Entries taken from a collection
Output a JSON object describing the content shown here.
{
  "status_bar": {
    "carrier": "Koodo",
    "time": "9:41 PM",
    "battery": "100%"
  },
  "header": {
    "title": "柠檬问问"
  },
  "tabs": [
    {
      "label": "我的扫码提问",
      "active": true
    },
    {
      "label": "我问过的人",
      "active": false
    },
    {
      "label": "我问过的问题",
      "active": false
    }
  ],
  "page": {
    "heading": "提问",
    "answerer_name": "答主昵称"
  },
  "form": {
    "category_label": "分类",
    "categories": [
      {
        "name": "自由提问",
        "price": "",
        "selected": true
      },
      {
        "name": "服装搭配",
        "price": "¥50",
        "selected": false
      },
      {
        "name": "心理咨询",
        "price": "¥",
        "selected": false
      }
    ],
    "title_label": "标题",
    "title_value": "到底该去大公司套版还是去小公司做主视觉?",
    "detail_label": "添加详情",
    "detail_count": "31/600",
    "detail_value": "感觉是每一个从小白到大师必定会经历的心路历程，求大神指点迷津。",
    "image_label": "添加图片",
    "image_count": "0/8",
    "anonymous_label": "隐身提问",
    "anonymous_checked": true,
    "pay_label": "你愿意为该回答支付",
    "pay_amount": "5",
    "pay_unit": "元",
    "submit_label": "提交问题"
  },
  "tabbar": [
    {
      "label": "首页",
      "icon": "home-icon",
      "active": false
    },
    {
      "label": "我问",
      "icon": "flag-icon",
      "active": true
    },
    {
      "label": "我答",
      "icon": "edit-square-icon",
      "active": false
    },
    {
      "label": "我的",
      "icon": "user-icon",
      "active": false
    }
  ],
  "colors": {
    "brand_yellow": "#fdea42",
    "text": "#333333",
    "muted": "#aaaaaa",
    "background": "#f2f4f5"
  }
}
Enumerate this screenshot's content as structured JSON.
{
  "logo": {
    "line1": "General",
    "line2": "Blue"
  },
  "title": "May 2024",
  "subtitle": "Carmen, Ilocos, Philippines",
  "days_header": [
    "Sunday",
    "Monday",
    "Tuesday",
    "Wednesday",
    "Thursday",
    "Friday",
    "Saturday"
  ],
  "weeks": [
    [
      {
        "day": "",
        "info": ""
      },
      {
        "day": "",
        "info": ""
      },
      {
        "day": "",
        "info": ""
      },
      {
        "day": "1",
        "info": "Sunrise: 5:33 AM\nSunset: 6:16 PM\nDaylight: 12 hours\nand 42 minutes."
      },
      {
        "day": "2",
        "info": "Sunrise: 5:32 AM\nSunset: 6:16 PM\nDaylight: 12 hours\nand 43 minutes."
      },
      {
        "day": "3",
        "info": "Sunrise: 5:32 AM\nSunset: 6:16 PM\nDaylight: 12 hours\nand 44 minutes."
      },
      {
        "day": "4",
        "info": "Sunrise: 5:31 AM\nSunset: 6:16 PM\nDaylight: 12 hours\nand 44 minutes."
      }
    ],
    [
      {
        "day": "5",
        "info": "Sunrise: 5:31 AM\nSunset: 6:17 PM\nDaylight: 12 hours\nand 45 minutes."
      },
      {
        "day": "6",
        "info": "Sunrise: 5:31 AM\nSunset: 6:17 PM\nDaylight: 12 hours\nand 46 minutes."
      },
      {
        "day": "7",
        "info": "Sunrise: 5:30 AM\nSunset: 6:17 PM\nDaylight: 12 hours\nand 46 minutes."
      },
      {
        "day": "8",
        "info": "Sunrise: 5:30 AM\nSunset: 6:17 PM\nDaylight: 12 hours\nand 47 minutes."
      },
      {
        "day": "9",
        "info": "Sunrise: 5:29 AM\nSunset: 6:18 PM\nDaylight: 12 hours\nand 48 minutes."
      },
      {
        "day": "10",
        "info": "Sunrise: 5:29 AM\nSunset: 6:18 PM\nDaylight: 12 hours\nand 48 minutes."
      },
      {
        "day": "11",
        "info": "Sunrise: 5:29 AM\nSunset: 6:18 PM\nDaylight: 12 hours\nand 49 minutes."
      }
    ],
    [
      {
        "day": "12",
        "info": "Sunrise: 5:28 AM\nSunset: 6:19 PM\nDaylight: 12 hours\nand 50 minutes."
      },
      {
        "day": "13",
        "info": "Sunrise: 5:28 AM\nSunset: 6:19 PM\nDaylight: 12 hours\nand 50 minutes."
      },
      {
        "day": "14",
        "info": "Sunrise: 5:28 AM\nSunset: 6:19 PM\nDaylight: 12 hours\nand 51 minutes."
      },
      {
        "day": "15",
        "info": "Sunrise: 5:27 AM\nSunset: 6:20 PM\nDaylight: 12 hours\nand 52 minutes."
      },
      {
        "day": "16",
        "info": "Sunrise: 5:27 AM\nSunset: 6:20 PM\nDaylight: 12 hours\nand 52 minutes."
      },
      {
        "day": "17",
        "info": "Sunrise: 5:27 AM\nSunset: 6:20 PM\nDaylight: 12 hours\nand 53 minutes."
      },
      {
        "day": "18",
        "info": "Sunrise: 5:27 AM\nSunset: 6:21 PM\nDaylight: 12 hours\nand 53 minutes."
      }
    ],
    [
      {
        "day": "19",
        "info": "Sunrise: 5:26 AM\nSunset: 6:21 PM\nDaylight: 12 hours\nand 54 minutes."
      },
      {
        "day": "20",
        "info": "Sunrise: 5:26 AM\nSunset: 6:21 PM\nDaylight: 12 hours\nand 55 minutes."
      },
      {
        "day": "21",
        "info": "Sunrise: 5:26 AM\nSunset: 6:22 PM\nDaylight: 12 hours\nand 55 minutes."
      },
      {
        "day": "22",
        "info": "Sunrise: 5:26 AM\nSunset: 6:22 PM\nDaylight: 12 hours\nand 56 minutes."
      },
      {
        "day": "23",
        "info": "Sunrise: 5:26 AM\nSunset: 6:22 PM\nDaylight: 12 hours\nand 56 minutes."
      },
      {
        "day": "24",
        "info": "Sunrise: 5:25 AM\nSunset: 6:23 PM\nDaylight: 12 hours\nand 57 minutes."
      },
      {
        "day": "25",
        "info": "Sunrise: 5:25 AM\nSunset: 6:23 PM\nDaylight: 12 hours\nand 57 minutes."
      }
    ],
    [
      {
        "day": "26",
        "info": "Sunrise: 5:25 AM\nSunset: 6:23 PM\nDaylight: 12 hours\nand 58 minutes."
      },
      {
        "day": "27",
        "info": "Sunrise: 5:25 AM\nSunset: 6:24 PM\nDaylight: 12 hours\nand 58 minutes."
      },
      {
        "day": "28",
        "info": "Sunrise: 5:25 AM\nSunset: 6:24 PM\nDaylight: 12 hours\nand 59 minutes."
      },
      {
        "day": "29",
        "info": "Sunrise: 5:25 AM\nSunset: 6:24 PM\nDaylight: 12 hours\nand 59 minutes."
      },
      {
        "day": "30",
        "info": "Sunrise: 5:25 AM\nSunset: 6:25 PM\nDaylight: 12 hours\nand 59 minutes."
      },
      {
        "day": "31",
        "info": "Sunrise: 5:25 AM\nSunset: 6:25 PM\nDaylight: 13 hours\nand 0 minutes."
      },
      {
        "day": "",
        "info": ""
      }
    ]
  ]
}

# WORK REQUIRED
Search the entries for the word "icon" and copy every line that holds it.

# EXERCISE ANSWER
      "icon": "home-icon",
      "icon": "flag-icon",
      "icon": "edit-square-icon",
      "icon": "user-icon",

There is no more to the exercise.